NEW YORK (Reuters) - A Colombian who pleaded guilty to U.S. narcotics charges stemming from a probe that began with him trying to help a paramilitary group get uranium for a "dirty bomb" to attack the U.S. embassy in Bogota was sentenced to 12 years in prison.
Jhon Jairo Cruz Trejos, who authorities call a freelance weapons trafficker, was sentenced by U.S. District Judge Naomi Reice Buchwald in Manhattan after pleading guilty in November to charges including conspiring to import cocaine into the United States.
Cruz Trejos, who is expected to get credit for time spent in custody after his February 2014 arrest in Colombia, said in court that "a lot that was done there was bluster," adding that he had been seeking money to fund his legitimate business as a mechanic.
Buchwald said while some evidence indicated he lacked criminal sophistication, "that evidence is inconsistent with the amount of discussion about weaponry and the numerous discussions the defendant was involved in over numerous years."

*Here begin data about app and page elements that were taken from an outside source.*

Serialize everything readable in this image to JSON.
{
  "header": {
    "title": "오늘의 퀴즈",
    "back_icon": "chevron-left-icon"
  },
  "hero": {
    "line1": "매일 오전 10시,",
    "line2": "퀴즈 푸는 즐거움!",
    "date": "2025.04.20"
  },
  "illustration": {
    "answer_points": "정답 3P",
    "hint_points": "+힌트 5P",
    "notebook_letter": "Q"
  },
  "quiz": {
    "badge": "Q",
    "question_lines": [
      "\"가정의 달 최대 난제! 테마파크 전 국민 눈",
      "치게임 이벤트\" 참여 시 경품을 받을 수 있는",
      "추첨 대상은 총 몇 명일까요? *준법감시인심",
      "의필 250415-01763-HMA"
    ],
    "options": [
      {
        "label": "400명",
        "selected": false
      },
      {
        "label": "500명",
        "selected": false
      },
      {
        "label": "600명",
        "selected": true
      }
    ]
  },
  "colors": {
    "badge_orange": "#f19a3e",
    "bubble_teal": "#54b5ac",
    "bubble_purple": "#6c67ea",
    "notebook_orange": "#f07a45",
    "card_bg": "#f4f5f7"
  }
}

Prosecutors said in 2009, a Colombian claiming ties to Colombian paramilitary groups and the Venezuelan government began talking with a Federal Bureau of Investigation source posing as a drug trafficker tied to Russian organized crime.
The Colombian later introduced the source to Cruz Trejos, his partner, who indicated he had ties to the Colombian paramilitary groups Revolutionary Armed Forces of Colombia (FARC) and National Liberation Army (ELN), prosecutors said.
In meetings, Cruz Trejos expressed his desire to obtain weapons, including highly enriched uranium, which he and his partner said FARC would use to make a bomb to target the U.S. embassy in Bogota, prosecutors said.
Cruz Trejos said he also represented the Venezuelan government, and referenced then-President Hugo Chavez, prosecutors said.
His partner told the FBI source that FARC wanted 125 grams of uranium and the Venezuelan government wanted two kilograms of the substance, prosecutors said.
No deal took place. A FARC member, Franklin Ramos Sanchez, in 2013 said FARC had postponed its attack plans, prosecutors said.
Cruz Trejos and Sanchez, who died in 2015, meanwhile proposed supplying cocaine to FBI sources they thought were Russian organized crime members to sell in the United States to finance buying weapons, prosecutors said.
Cruz Trejos in 2013 provided the purported Russians with 17 kilograms of cocaine, in order to obtain 100 rifles and machine guns plus surface-to-air missiles that he could sell to either the FARC or the ELN, prosecutors said.
(Reporting by Nate Raymond in New York; Editing by Jonathan Oatis)